»»
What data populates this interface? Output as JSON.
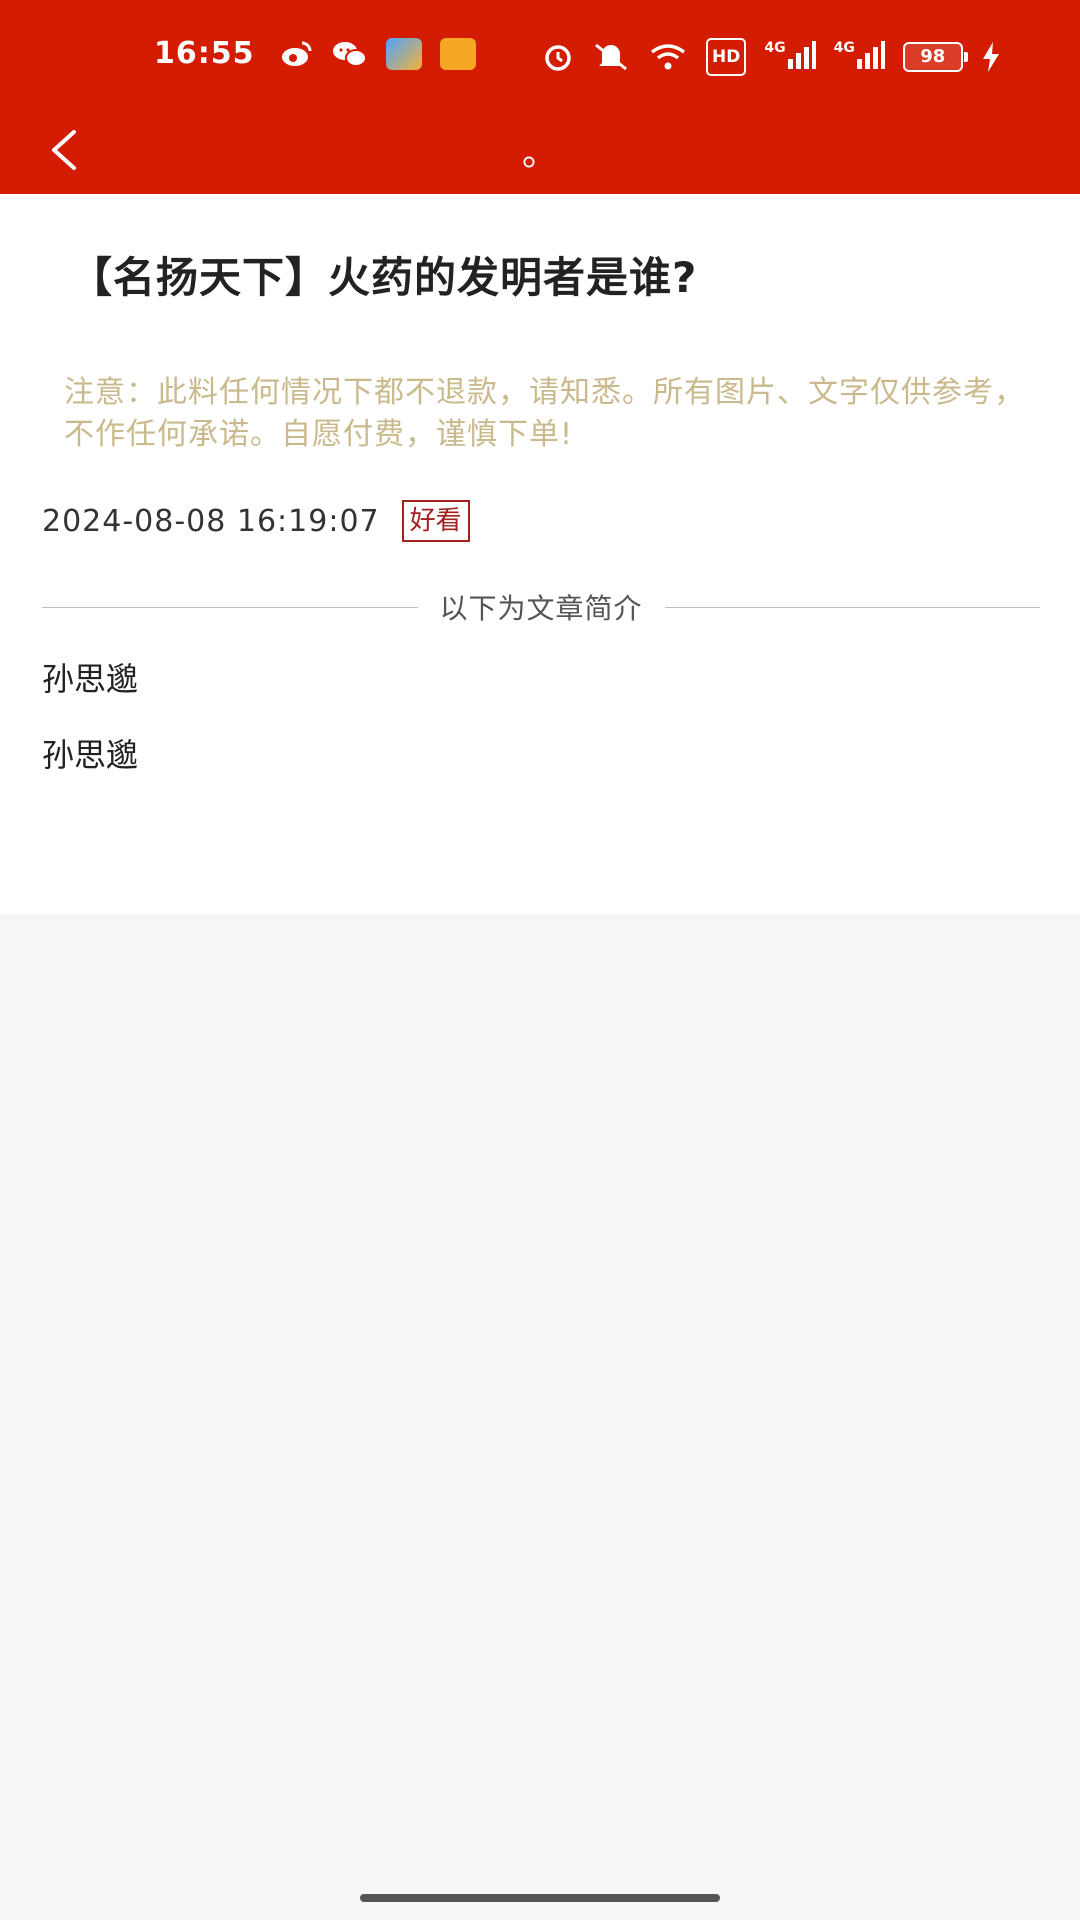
{
  "status_bar": {
    "time": "16:55",
    "battery_level": "98",
    "hd_label": "HD",
    "signal_label_1": "4G",
    "signal_label_2": "4G",
    "icons": [
      "weibo-icon",
      "wechat-icon",
      "app-blue-icon",
      "app-orange-icon",
      "alarm-icon",
      "mute-icon",
      "wifi-icon",
      "hd-icon",
      "signal-icon",
      "signal-icon",
      "battery-icon",
      "charging-icon"
    ]
  },
  "nav": {
    "title": "。"
  },
  "article": {
    "title": "【名扬天下】火药的发明者是谁?",
    "notice": "注意：此料任何情况下都不退款，请知悉。所有图片、文字仅供参考，不作任何承诺。自愿付费，谨慎下单!",
    "time": "2024-08-08 16:19:07",
    "tag": "好看",
    "divider_label": "以下为文章简介",
    "summary_lines": [
      "孙思邈",
      "孙思邈"
    ]
  },
  "colors": {
    "header": "#d41c02",
    "notice": "#c9b98c",
    "tag": "#a32020",
    "page_bg": "#f5f6f8"
  }
}
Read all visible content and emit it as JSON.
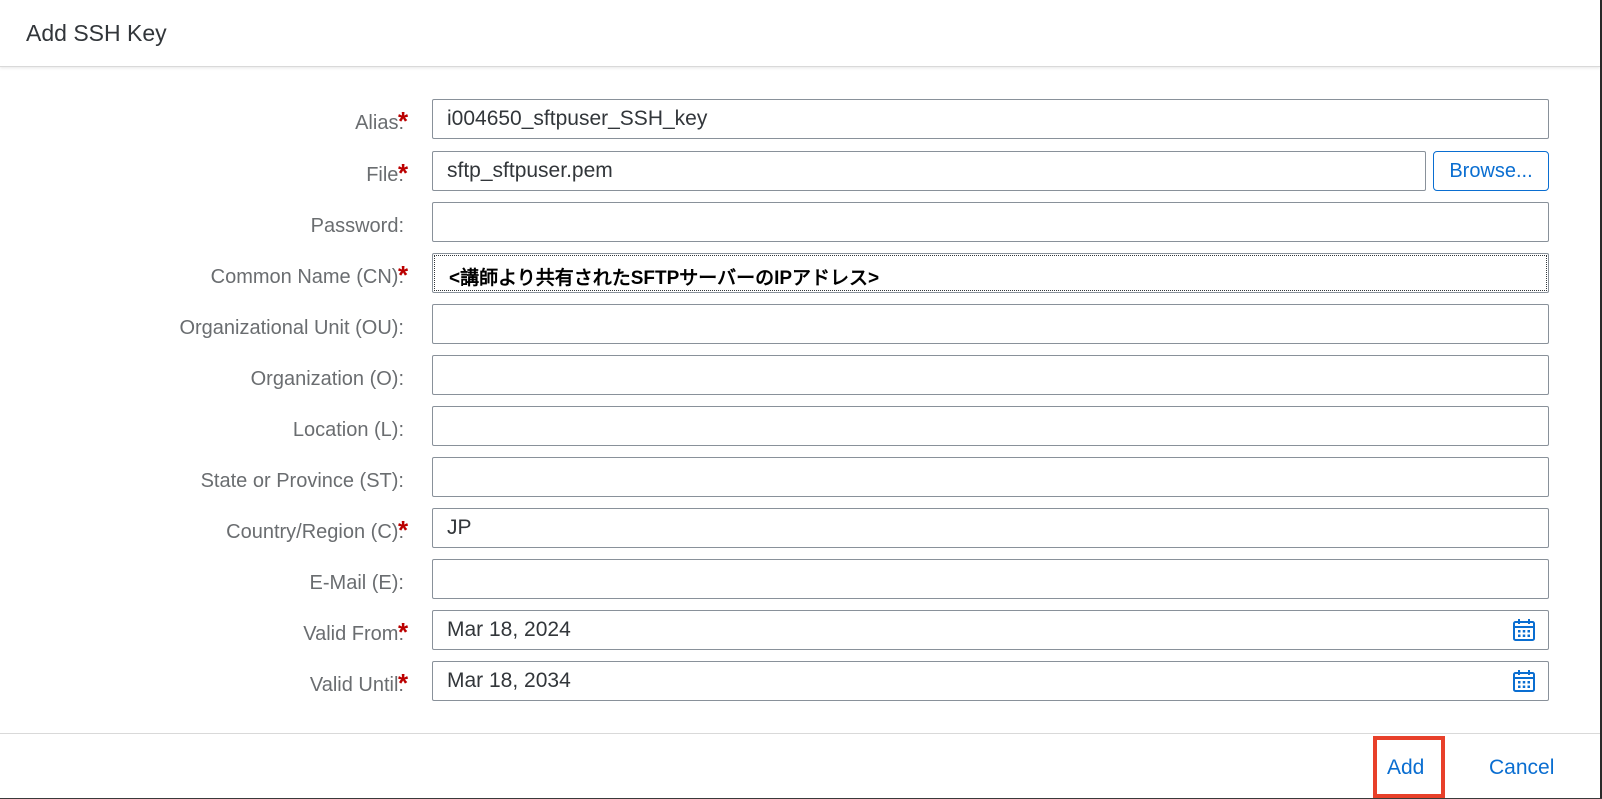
{
  "dialog": {
    "title": "Add SSH Key"
  },
  "form": {
    "alias": {
      "label": "Alias:",
      "value": "i004650_sftpuser_SSH_key",
      "required": true
    },
    "file": {
      "label": "File:",
      "value": "sftp_sftpuser.pem",
      "required": true,
      "browse_label": "Browse..."
    },
    "password": {
      "label": "Password:",
      "value": "",
      "required": false
    },
    "common_name": {
      "label": "Common Name (CN):",
      "value": "<講師より共有されたSFTPサーバーのIPアドレス>",
      "required": true
    },
    "org_unit": {
      "label": "Organizational Unit (OU):",
      "value": "",
      "required": false
    },
    "organization": {
      "label": "Organization (O):",
      "value": "",
      "required": false
    },
    "location": {
      "label": "Location (L):",
      "value": "",
      "required": false
    },
    "state": {
      "label": "State or Province (ST):",
      "value": "",
      "required": false
    },
    "country": {
      "label": "Country/Region (C):",
      "value": "JP",
      "required": true
    },
    "email": {
      "label": "E-Mail (E):",
      "value": "",
      "required": false
    },
    "valid_from": {
      "label": "Valid From:",
      "value": "Mar 18, 2024",
      "required": true
    },
    "valid_until": {
      "label": "Valid Until:",
      "value": "Mar 18, 2034",
      "required": true
    },
    "required_marker": "*"
  },
  "footer": {
    "add_label": "Add",
    "cancel_label": "Cancel"
  },
  "colors": {
    "accent": "#0a6ed1",
    "required": "#bb0000",
    "highlight": "#e8402a"
  },
  "icons": {
    "calendar": "calendar-icon"
  }
}
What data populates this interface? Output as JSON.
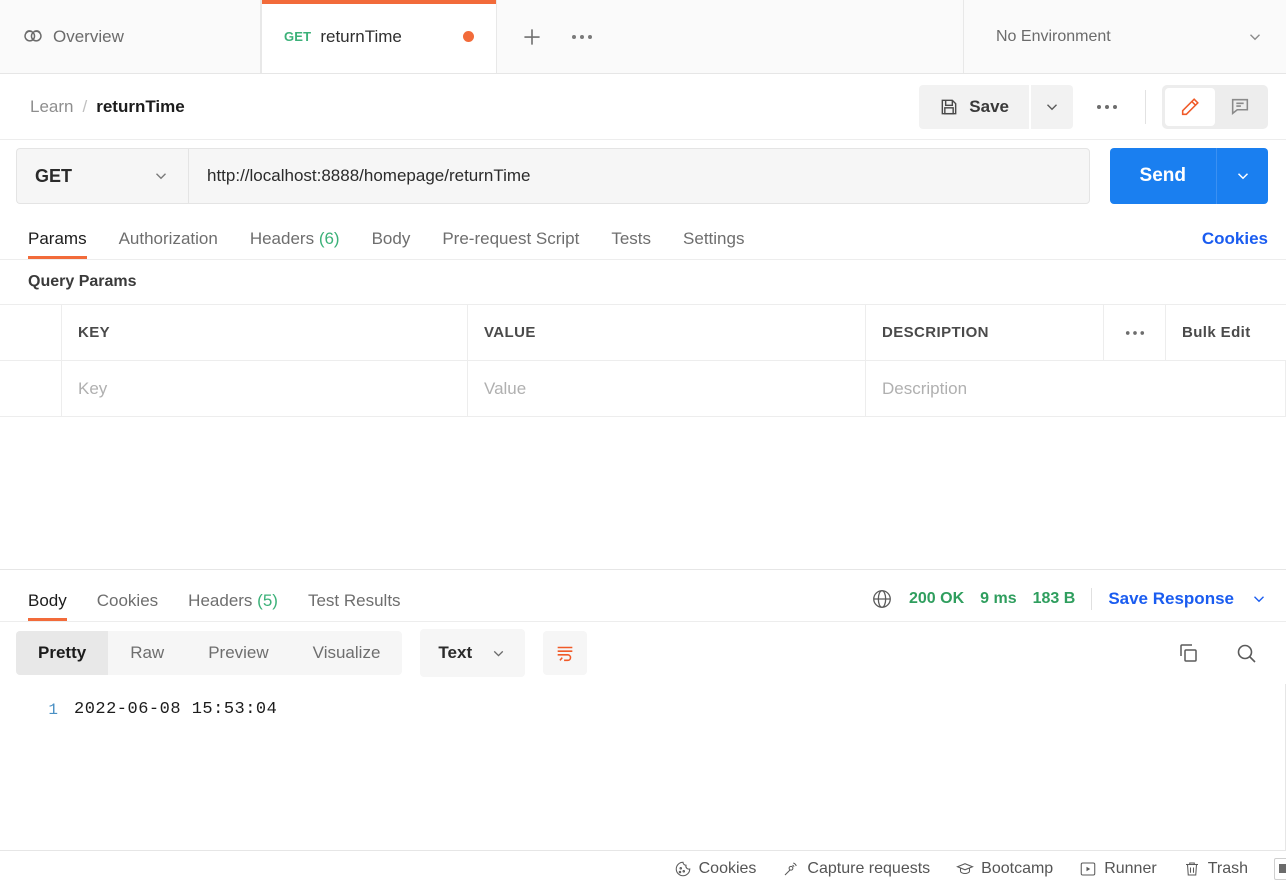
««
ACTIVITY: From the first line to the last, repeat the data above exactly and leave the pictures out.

RESULT OF THIS TASK:
What data populates this interface? Output as JSON.
{
  "status_bar": {
    "time": "16:55",
    "battery_level": "98",
    "hd_label": "HD",
    "signal_label_1": "4G",
    "signal_label_2": "4G",
    "icons": [
      "weibo-icon",
      "wechat-icon",
      "app-blue-icon",
      "app-orange-icon",
      "alarm-icon",
      "mute-icon",
      "wifi-icon",
      "hd-icon",
      "signal-icon",
      "signal-icon",
      "battery-icon",
      "charging-icon"
    ]
  },
  "nav": {
    "title": "。"
  },
  "article": {
    "title": "【名扬天下】火药的发明者是谁?",
    "notice": "注意：此料任何情况下都不退款，请知悉。所有图片、文字仅供参考，不作任何承诺。自愿付费，谨慎下单!",
    "time": "2024-08-08 16:19:07",
    "tag": "好看",
    "divider_label": "以下为文章简介",
    "summary_lines": [
      "孙思邈",
      "孙思邈"
    ]
  },
  "colors": {
    "header": "#d41c02",
    "notice": "#c9b98c",
    "tag": "#a32020",
    "page_bg": "#f5f6f8"
  }
}
Read all visible content and emit it as JSON.
{
  "dialog": {
    "title": "Add SSH Key"
  },
  "form": {
    "alias": {
      "label": "Alias:",
      "value": "i004650_sftpuser_SSH_key",
      "required": true
    },
    "file": {
      "label": "File:",
      "value": "sftp_sftpuser.pem",
      "required": true,
      "browse_label": "Browse..."
    },
    "password": {
      "label": "Password:",
      "value": "",
      "required": false
    },
    "common_name": {
      "label": "Common Name (CN):",
      "value": "<講師より共有されたSFTPサーバーのIPアドレス>",
      "required": true
    },
    "org_unit": {
      "label": "Organizational Unit (OU):",
      "value": "",
      "required": false
    },
    "organization": {
      "label": "Organization (O):",
      "value": "",
      "required": false
    },
    "location": {
      "label": "Location (L):",
      "value": "",
      "required": false
    },
    "state": {
      "label": "State or Province (ST):",
      "value": "",
      "required": false
    },
    "country": {
      "label": "Country/Region (C):",
      "value": "JP",
      "required": true
    },
    "email": {
      "label": "E-Mail (E):",
      "value": "",
      "required": false
    },
    "valid_from": {
      "label": "Valid From:",
      "value": "Mar 18, 2024",
      "required": true
    },
    "valid_until": {
      "label": "Valid Until:",
      "value": "Mar 18, 2034",
      "required": true
    },
    "required_marker": "*"
  },
  "footer": {
    "add_label": "Add",
    "cancel_label": "Cancel"
  },
  "colors": {
    "accent": "#0a6ed1",
    "required": "#bb0000",
    "highlight": "#e8402a"
  },
  "icons": {
    "calendar": "calendar-icon"
  }
}
What data populates this interface? Output as JSON.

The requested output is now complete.